What Type of Flooring Is Best for a Home Gym?
When it comes to creating a home gym, you might want something more than a treadmill conspicuously taking up space in your living room. And if you happen to have an extra bedroom, a finished basement, or even a pool house handy, there’s no reason you shouldn’t turn it into you mecca of exercise and outfit it to motivate your fitness exploits. Of course, you’ll probably be so gung-ho installing mirrored walls and selecting machinery, weights, and other equipment that you might not take the time to consider just what kind of flooring will work best for a home gym. As it turns out, you have several options to consider when it comes to flooring, as well as other elements that may factor into your decision-making process. Here are just a few things to think about when determining what type of flooring is best for your home gym.
The first thing you might want to think about is the type of flooring that is currently in your space, followed closely by how you intend to use your home gym.

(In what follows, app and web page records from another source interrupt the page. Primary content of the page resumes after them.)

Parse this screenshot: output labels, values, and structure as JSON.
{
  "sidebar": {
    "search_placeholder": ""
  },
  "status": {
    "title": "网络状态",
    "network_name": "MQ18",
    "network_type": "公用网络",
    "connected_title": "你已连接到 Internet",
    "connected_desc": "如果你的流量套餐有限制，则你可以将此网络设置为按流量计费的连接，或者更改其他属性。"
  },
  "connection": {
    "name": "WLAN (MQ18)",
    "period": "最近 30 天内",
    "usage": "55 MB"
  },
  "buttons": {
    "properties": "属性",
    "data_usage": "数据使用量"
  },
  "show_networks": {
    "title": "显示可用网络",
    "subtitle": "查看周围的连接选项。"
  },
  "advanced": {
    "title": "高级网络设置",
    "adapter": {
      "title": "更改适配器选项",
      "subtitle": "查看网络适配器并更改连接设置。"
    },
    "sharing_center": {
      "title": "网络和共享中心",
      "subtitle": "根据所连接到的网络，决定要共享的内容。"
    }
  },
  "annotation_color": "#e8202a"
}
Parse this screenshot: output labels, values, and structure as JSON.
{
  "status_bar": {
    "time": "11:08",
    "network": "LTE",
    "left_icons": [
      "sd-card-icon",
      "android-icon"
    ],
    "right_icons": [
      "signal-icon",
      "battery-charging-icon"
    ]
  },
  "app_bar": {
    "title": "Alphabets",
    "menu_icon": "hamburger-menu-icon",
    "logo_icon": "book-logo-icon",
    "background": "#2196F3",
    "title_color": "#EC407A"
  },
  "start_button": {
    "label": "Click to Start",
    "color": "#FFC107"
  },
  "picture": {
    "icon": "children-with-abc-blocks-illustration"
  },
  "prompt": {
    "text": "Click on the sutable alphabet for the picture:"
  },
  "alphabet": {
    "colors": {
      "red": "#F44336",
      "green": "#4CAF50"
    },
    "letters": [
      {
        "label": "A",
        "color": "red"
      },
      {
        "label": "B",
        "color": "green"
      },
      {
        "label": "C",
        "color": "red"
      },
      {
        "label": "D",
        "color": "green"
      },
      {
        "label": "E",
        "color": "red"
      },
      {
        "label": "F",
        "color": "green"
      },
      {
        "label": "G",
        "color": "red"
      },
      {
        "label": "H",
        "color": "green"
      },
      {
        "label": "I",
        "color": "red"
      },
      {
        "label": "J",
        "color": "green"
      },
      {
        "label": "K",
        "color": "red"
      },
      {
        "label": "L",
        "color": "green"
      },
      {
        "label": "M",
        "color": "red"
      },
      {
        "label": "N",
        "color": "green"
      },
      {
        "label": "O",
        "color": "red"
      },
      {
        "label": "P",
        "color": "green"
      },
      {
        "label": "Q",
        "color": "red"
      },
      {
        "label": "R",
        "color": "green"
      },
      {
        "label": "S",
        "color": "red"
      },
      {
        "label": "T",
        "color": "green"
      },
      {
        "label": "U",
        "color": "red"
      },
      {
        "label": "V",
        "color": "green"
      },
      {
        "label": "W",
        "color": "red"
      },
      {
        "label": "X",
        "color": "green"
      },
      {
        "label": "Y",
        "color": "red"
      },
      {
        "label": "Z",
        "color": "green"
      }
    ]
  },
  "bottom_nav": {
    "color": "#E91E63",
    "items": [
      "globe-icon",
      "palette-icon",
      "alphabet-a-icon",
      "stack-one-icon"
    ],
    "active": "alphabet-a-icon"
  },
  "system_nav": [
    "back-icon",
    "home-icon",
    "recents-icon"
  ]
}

For example, carpeting might work out great if you want to create a yoga studio and the idea of extra padding under your yoga mat appeals to your desire for comfort. On the other hand, wood floors might work better to create the Zen space you’re seeking. And what about heavy equipment like a treadmill, Stairmaster, or elliptical machine, or a weight bench loaded with iron, for that matter? You don’t want to make dents in your hardwood or crack your tile. So while the flooring you currently have in place might work just fine, requiring no replacement as you create your in-home workout space, you should definitely take the time to consider what kind of wear and tear it might take in the process.
Of course, aside from your intended usage, some types of flooring are bound to work better in general, and perhaps the best common flooring option is hardwood. With proper padding under machinery (or your yoga mat) it is likely to offer you the highest level of function overall. Not only is it suited to myriad uses, including those that entail bare feet, socks, or shoes, but it is also fairly durable, perhaps more so than some other materials that might crack or tear under gym-related usage. Of course, there’s one other reason why wood flooring is an ideal place to start: it’s perfect for laying other flooring surfaces over.
Ideally, you want a surface that is soft, springy and sans slip. With interlocking rubber floor tiles you can create the perfect surface for your home gym. Whether you simply put them in certain areas (under equipment, for example) or you lay them down wall-to-wall, they’re likely to hold up best with wood flooring underneath. On a carpeted surface they might buckle at the seams, whereas they may slide on slippery stone or ceramic tile flooring. But these tiles are the most likely to stay put and serve their purpose when placed atop wooden floor boards. Although the products at Treadall Inc. may ultimately make up the surface of your home gym flooring, wood is probably the ideal material to use underneath.